Out of the 16 digits, the first six digits denote the country, brand and other information while the remaining 10 digits contain the account number and type of account. The later 10 digits are decided by the credit card issuer.
The newspaper report quoted credit card companies warning of a possible shortage of combinations from the seventh-digit onwards because of a surge in card issuances.
Every year, the usage of credit cards in Japan increases by about 2 per cent. In the first half of this year, there was a boost in the number of users because more people were forced to stay back home on government orders in an effort to control the spread of the pandemic.
And with Japan trying to end its addiction to cash, it is expected that usage of credit cards in the country will continue to rise. Many consumers in Japan, especially older people, find it more comfortable to carry around large quantities of cash.

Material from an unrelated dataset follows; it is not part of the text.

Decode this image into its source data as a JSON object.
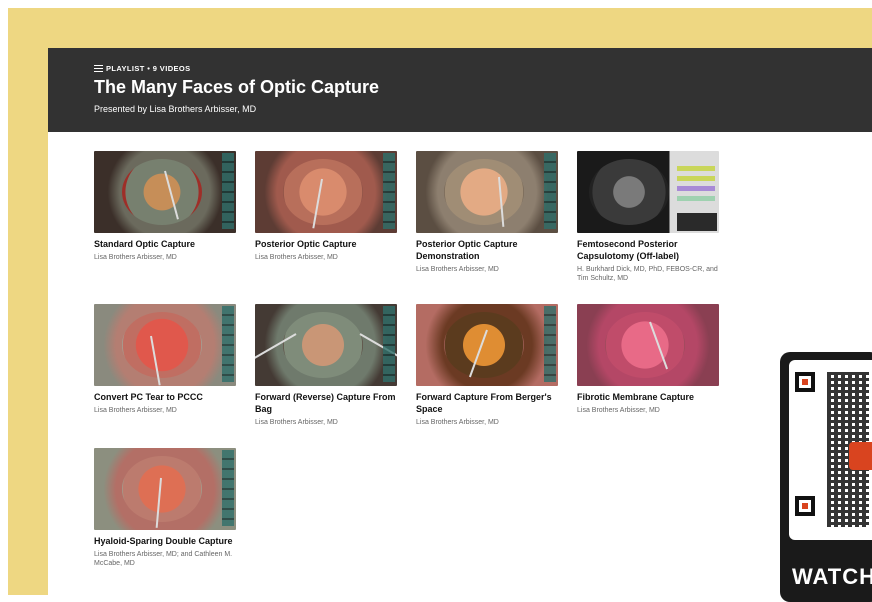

According to the plans of Japanese Prime Minister, Shinzo Abe, the ratio of cashless payments is desired to be doubled in the country to 40 per cent by 2025, and eventually to 80 per cent.
According to a 2019 survey, notes and coins for small purchases in Japan is used by 84 per cent of households despite the growth in electronic payments. The survey also found that 48.5 per cent of the consumers said that they paid in cash for payments of over 10,000 yen and up to 50,000 while electronic money, including credit and debit cards was preferred by only 3.4 per cent consumers.
According to the Payments Japan Association, an industry lobby group, compared to South Korea and China with 96 per cent and 66 per cent of all transactions being done in cashless format, the ratio is only at about 20 per cent.
“Although we want to do everything possible to avoid increasing the number of digits, I think that ultimately, our only choice is to carry the financial burden ourselves,” a credit card company executive told the Mainichi.
(Adapted from TheGuardian.com)